I actually spent HOURS troubleshooting a problem with a power-vent water heater connected to a generator during an extended power outage. FINALLY figured out the issue was a hot-neutral reverse in a cheap molded extension cord. Learned my lesson!
Old 10-04-17, 12:03 PM
Handyone's Avatar
Join Date: Aug 2000
Location: U.S.
Posts: 4,807
Upvotes: 0
Received 0 Upvotes on 0 Posts
Good info guys I like that over/under method. I've been fighting cords and now it's over
Old 10-04-17, 01:37 PM
Thread Starter
Join Date: Apr 2010
Location: USA
Posts: 361
Received 0 Upvotes on 0 Posts
Sweet. That video was really awesome! OK, well now I know specifically to look for certain insulation types. After I thought about it, that was the actual question I had. I saw a bunch of nice "looking" cords on Amazon, but they were all SJTW. I'm glad I was steered away from that!

Thanks again for this input. I can now go shopping!
Old 10-06-17, 06:28 AM
Join Date: Oct 2005
Location: USA
Posts: 1,564
Received 74 Upvotes on 69 Posts
I've used this for 20 years now. very easy.

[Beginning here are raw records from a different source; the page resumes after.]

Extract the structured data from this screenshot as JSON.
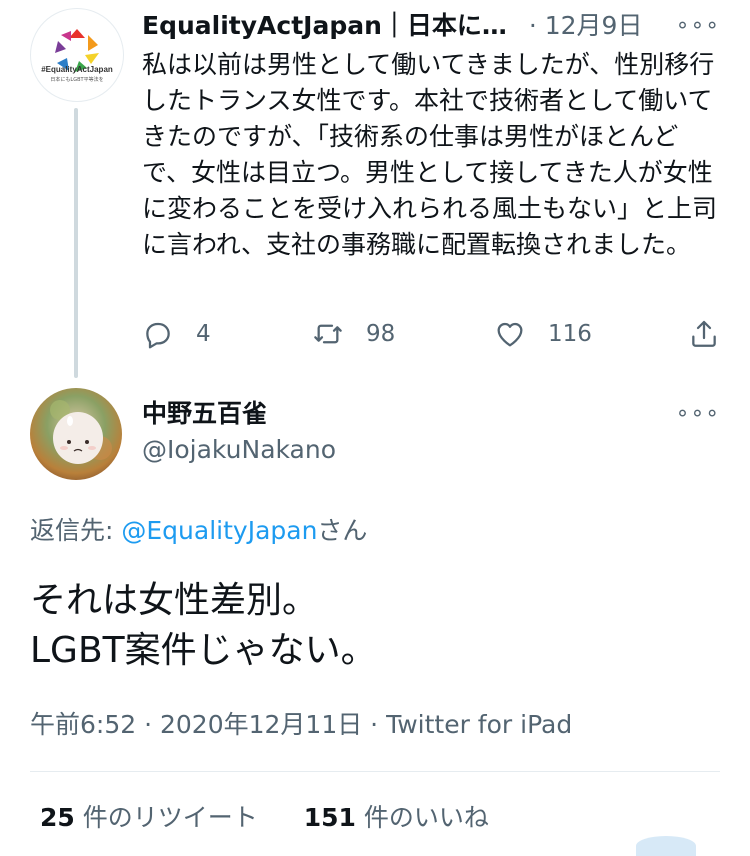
{
  "parent_tweet": {
    "display_name": "EqualityActJapan｜日本に…",
    "date": "· 12月9日",
    "avatar_text": "#EqualityActJapan",
    "avatar_subtext": "日本にもLGBT平等法を",
    "body": "私は以前は男性として働いてきましたが、性別移行したトランス女性です。本社で技術者として働いてきたのですが、「技術系の仕事は男性がほとんどで、女性は目立つ。男性として接してきた人が女性に変わることを受け入れられる風土もない」と上司に言われ、支社の事務職に配置転換されました。",
    "reply_count": "4",
    "retweet_count": "98",
    "like_count": "116"
  },
  "reply_tweet": {
    "display_name": "中野五百雀",
    "handle": "@IojakuNakano",
    "reply_to_label": "返信先: ",
    "reply_to_handle": "@EqualityJapan",
    "reply_to_suffix": "さん",
    "body_line1": "それは女性差別。",
    "body_line2": "LGBT案件じゃない。",
    "timestamp": "午前6:52 · 2020年12月11日 · Twitter for iPad"
  },
  "stats": {
    "retweets_count": "25",
    "retweets_label": " 件のリツイート",
    "likes_count": "151",
    "likes_label": " 件のいいね"
  },
  "colors": {
    "link": "#1d9bf0",
    "secondary_text": "#536471",
    "thread_line": "#cfd9de"
  }
}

Old 10-06-17, 06:35 AM
XSleeper's Avatar
Group Moderator
Join Date: Dec 2004
Posts: 26,842
Received 1,844 Upvotes on 1,659 Posts
I like to coil my cords like that Vic, but after it is coiled i put on a single tarp (ball) bungee before I throw it in the truck so it doesn't get tangled.

Thread Tools
Search this Thread
Ask a Question
Question Title:
Your question will be posted in: